Human beings assume an upright posture; protracted periods of downward gazing contravene our natural design, thereby subjecting the cervical spine to undue pressure. Comprising seven vertebrae (C1-C7) separated by intervertebral discs and interconnected by facet joints, the cervical spine serves to safeguard the spinal cord and its myriad nerve fibers.

Facet joints—two per vertebra—facilitate the articulation and mobility of the neck. Nonetheless, when these joints sustain strain or injury, thereby impeding nerve conduits, the surrounding musculature instinctively contracts in a bid to shield them, yielding inflammation, pain, and tension in the neck—commonly known as tech neck, as per

Tech Neck - Posture
Tech Neck – Posture

Tech neck, however, represents merely one facet of neck afflictions. Traumatic events such as falls, sports-related injuries, or vehicular accidents, in addition to degenerative conditions like osteophyte formation and arthritis, can precipitate neck trauma. Disc herniation and spinal stenosis, characterized by spinal canal constriction, similarly contribute to neck pathology.

However, the predominant ailment encountered among patients is axial neck discomfort, localized to the neck region and predominantly attributed to muscular tightness and joint inflammation.

Discerning the etiology of neck pain entails an interactive dialogue and investigative inquiry.

Physical examination, including assessments of reflexes, muscular vigor, and cervical alignment, serves as the initial diagnostic modality. Radiographic imaging, such as X-rays, elucidates structural anomalies and misalignments, while magnetic resonance imaging (MRI) unveils soft tissue aberrations, such as disc protrusions or severe arthritic changes within the articulations.

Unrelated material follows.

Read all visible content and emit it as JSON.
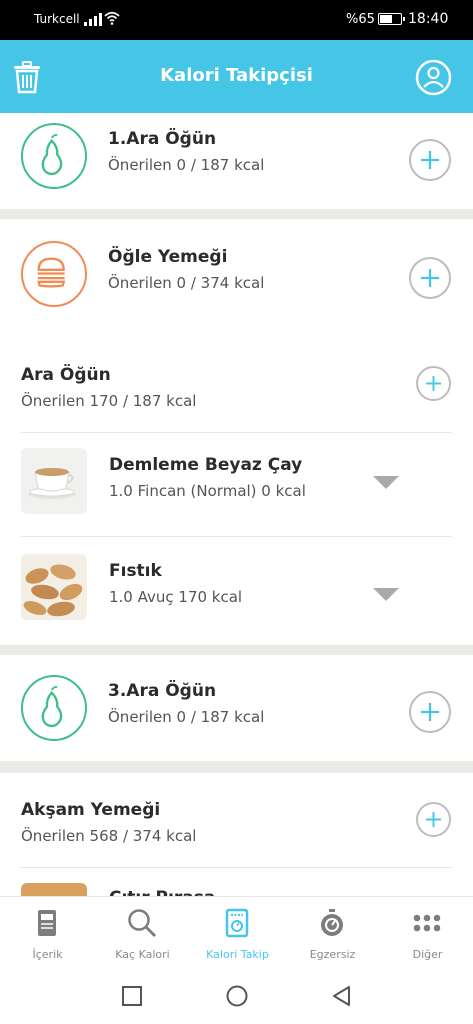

The confluence of advanced imaging techniques, meticulous physical scrutiny, and a comprehensive clinical history typically facilitates the identification of the underlying cause of neck discomfort.